◆ What to produce
Across the entries below, how many lines contain the string "name"? Only the number is wanted.

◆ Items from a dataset

__________________________________________________

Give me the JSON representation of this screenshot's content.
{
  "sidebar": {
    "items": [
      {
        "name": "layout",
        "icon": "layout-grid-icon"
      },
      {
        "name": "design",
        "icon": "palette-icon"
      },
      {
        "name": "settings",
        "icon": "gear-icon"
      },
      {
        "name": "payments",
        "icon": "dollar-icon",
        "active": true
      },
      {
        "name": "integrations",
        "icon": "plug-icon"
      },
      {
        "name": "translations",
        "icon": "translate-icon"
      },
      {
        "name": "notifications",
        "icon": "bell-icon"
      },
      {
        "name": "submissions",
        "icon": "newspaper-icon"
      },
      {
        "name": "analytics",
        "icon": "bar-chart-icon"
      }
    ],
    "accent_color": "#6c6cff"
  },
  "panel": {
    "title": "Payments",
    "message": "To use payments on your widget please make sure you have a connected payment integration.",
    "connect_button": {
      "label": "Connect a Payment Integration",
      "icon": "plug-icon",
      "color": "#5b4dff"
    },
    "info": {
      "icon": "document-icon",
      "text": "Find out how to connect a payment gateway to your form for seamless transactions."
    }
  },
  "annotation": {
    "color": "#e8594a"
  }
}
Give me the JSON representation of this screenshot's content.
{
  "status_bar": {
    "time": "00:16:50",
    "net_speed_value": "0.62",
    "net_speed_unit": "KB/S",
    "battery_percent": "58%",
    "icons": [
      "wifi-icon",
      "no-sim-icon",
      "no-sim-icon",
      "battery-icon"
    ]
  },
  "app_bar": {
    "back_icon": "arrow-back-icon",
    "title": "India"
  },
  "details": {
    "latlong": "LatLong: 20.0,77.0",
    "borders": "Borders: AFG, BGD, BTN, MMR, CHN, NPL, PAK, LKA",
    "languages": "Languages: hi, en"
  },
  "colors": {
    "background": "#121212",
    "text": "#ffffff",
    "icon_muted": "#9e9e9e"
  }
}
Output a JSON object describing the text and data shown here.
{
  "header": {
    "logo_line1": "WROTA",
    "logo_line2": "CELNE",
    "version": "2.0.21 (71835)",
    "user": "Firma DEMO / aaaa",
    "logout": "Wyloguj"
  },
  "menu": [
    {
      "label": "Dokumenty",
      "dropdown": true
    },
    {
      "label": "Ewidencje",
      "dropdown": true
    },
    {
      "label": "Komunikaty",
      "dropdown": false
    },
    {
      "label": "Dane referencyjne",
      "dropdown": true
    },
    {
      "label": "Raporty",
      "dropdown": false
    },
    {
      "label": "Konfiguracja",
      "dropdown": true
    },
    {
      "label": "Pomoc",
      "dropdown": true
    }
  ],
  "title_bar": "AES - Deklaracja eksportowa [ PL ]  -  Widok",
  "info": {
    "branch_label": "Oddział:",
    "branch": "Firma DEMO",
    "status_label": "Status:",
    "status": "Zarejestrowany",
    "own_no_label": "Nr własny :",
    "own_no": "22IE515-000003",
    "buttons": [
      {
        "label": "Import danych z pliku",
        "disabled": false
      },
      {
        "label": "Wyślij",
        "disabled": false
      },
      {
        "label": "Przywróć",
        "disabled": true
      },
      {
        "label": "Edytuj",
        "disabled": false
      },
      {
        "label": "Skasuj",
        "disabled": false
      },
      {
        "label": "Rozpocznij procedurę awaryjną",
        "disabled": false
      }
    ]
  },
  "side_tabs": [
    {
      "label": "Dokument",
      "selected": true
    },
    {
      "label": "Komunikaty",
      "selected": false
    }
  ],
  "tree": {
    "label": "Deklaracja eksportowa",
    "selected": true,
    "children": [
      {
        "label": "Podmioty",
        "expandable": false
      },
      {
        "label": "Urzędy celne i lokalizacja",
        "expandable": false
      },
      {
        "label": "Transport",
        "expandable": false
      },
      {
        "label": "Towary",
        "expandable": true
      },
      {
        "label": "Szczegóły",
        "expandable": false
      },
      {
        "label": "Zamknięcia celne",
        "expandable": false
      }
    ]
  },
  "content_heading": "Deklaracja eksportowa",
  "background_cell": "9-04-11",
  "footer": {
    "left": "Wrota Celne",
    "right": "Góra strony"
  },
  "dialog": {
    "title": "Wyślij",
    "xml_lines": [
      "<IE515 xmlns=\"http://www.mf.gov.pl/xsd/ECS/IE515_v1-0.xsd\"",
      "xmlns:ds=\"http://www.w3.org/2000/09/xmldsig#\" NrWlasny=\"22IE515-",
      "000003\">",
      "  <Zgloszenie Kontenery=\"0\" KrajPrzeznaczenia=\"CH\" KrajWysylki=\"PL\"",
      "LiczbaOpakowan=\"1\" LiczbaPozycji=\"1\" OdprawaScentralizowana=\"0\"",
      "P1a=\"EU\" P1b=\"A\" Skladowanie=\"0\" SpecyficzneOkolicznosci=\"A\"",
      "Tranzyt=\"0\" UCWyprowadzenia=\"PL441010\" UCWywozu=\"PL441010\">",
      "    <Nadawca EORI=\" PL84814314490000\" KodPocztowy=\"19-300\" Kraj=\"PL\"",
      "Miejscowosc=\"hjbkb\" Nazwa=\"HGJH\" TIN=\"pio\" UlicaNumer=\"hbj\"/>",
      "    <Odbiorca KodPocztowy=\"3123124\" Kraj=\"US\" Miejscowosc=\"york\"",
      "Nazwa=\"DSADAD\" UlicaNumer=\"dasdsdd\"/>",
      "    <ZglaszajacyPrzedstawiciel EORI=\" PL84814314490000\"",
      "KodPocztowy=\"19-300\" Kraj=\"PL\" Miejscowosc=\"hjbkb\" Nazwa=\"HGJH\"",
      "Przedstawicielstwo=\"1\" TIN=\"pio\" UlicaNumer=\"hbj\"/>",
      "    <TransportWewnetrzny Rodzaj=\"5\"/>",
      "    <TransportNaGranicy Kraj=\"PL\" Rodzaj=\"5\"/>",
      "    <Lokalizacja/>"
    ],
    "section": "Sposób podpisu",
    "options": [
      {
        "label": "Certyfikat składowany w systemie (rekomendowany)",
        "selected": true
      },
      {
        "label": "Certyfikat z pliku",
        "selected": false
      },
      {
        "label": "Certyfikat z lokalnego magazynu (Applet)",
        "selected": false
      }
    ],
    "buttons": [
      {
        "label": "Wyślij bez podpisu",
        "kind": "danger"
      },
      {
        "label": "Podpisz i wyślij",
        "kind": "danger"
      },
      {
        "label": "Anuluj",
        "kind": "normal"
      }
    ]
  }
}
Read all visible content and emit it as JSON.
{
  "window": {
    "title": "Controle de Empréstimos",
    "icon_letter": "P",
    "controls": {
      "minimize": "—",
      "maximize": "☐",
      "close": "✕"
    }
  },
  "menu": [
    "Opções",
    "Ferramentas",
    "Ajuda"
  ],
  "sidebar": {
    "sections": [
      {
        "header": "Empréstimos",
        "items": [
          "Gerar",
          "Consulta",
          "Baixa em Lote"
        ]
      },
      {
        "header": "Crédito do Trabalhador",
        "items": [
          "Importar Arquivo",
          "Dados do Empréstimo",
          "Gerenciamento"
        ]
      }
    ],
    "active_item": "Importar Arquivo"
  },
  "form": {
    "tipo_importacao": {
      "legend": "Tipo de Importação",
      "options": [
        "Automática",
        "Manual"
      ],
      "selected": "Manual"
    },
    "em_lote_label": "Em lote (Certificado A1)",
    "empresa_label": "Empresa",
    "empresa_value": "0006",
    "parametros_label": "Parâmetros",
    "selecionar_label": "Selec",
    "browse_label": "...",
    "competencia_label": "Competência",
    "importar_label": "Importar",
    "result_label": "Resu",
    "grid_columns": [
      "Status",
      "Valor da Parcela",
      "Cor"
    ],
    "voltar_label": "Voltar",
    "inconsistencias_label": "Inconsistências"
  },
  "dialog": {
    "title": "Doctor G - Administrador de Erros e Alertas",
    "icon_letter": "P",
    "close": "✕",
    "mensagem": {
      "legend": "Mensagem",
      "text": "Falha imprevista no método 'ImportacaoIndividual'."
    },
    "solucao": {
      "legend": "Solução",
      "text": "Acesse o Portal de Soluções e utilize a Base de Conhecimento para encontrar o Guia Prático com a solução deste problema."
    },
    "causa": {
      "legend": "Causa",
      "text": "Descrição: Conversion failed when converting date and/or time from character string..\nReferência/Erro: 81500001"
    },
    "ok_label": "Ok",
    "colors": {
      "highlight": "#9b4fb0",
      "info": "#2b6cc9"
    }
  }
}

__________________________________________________

◆ Response
9